Yes, but which mystery? NASA chose to tease the public by issuing a press release promising big news about Mars at a Monday press conference. Speculation, as you can imagine, is running rampant in the scientific community. Did they find signs of life either past or present?
One thing is sure, it better be good. NASA has raised expectations so that nothing less than Mars-shattering news will justify the dog and pony show on Monday.
No further details are available on the nature of the mystery. However, the lineup for the Monday press conference sports top agency authorities, including NASA director of planetary science Jim Green and lead scientist for the Mars Exploration Program Michael Meyer.
The other guests, relatively unknown researchers from American universities, led the science and tech publication Inverse to speculate.
“Our best guess: flowing water, and the potential for alien life,” the publication wrote late Thursday.
That’s because on of NASA’s featured Monday speakers, Georgia Tech grad student Lujendra Ojha, doesn’t quite match the high profile of the NASA leadership hosting the conference. But, Inverse notes, Ojha was responsible in 2011 for the discovery of “possible flows of salt water on Mars.”

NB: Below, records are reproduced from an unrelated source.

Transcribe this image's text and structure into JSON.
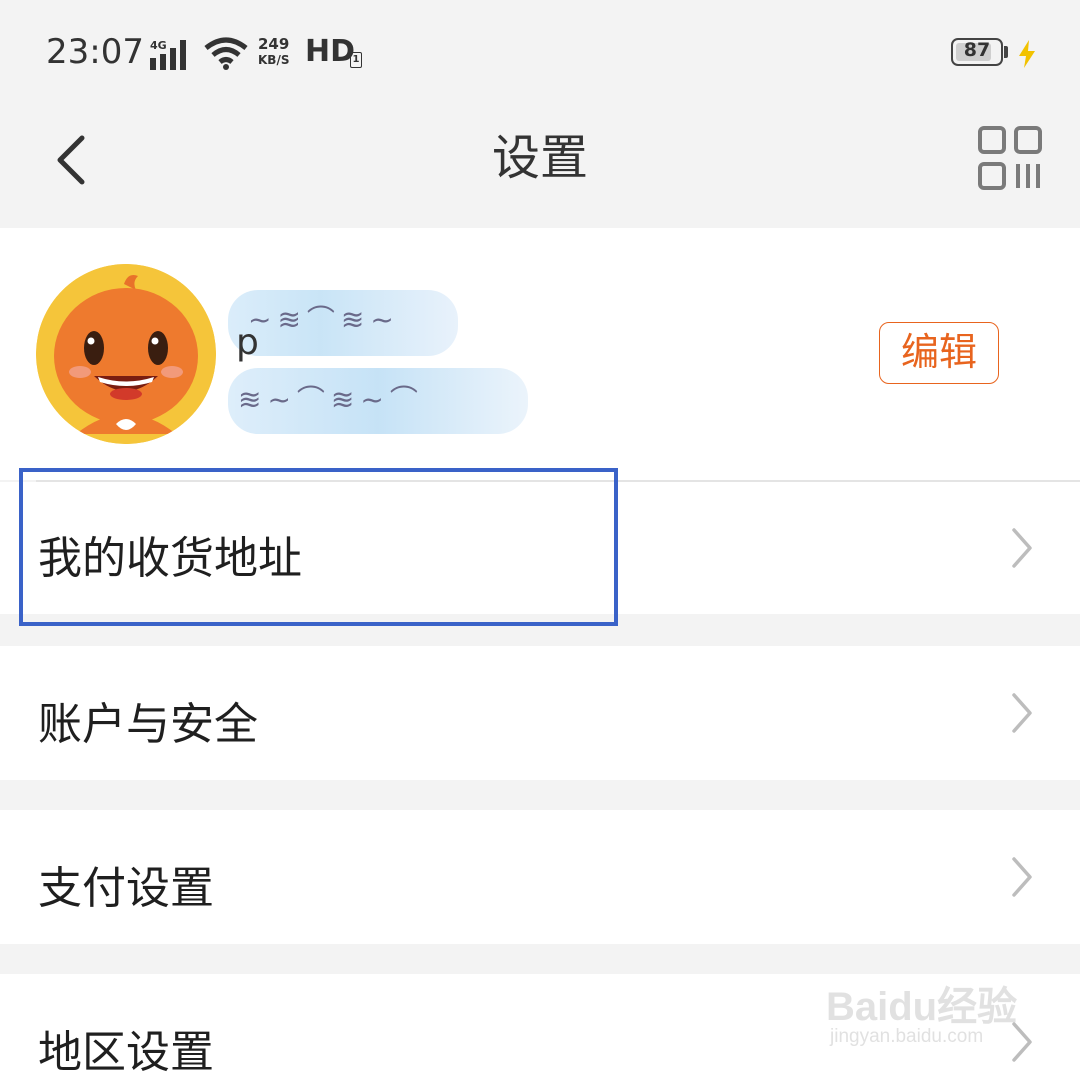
{
  "status_bar": {
    "time": "23:07",
    "network": "4G",
    "speed_value": "249",
    "speed_unit": "KB/S",
    "hd": "HD",
    "hd_sub": "1",
    "battery": "87",
    "battery_level": 0.87
  },
  "nav": {
    "title": "设置",
    "back_icon": "chevron-left-icon",
    "qr_icon": "qr-code-icon"
  },
  "profile": {
    "name_visible": "p",
    "edit_label": "编辑"
  },
  "menu": {
    "items": [
      {
        "label": "我的收货地址"
      },
      {
        "label": "账户与安全"
      },
      {
        "label": "支付设置"
      },
      {
        "label": "地区设置"
      }
    ]
  },
  "watermark": {
    "logo": "Baidu经验",
    "url": "jingyan.baidu.com"
  },
  "colors": {
    "accent": "#e8641e",
    "highlight": "#3a62c8",
    "background": "#f3f3f3"
  }
}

According to a 2011 CNN report, native Nepali Ojha used a computer algorithm to remove visual distortions from satellite images of Mars, and notices slim snaky features that moved over time. All he could guess is that they were water.
“There’s going to be years of research put into this to even prove that this is definitely proof of water. And from that, we can move on: OK if this is water, what are the chances that life could be in these kinds of surroundings?” he told CNN.
Most scientists already agree that the canyons and gullies that cover the Martian surface were once carved by water that flowed across the planet’s now-desolate surface. Now the plant’s poles also sport massive caps of frozen water. But one mystery persists: what happened?
Liquid water on Mars would be a groundbreaking discovery, imagined by scientists for over a century, at least since Italian astronomer Giovanni Schiaparelli captivated the world when he announced the discovery of a massive infrastructure of canals criss-crossing the Martian surface in 1877.
That wasn’t true, of course. Schiaparelli’s crude telescope offered him the sight of a blurry blob constantly moving in distortion.
Actually, Schiaperelli found what he described as canalis, which translates into English as “channels.” It hardly mattered because Schiaperelli saw an optical illusion.
So, is flowing water a big deal? It’s very big. There are several moons in the solar system, including Europa near Jupiter and Enceladus near Saturn, where cracks in the icy surface of what is believed to be massive oceans might suggest liquid water. Because of its binding properties with organic molecules, the presence of liquid water is tantalizingly suggestive that life could be present.
We won’t get any definitive answers on Monday. It will be many months with other scientists testing and retesting that hypothesis before any certainty can be added to the theory. But for amateur space enthusiasts, it only makes us salivate about getting people on board a ship as soon as possible and getting them to Mars.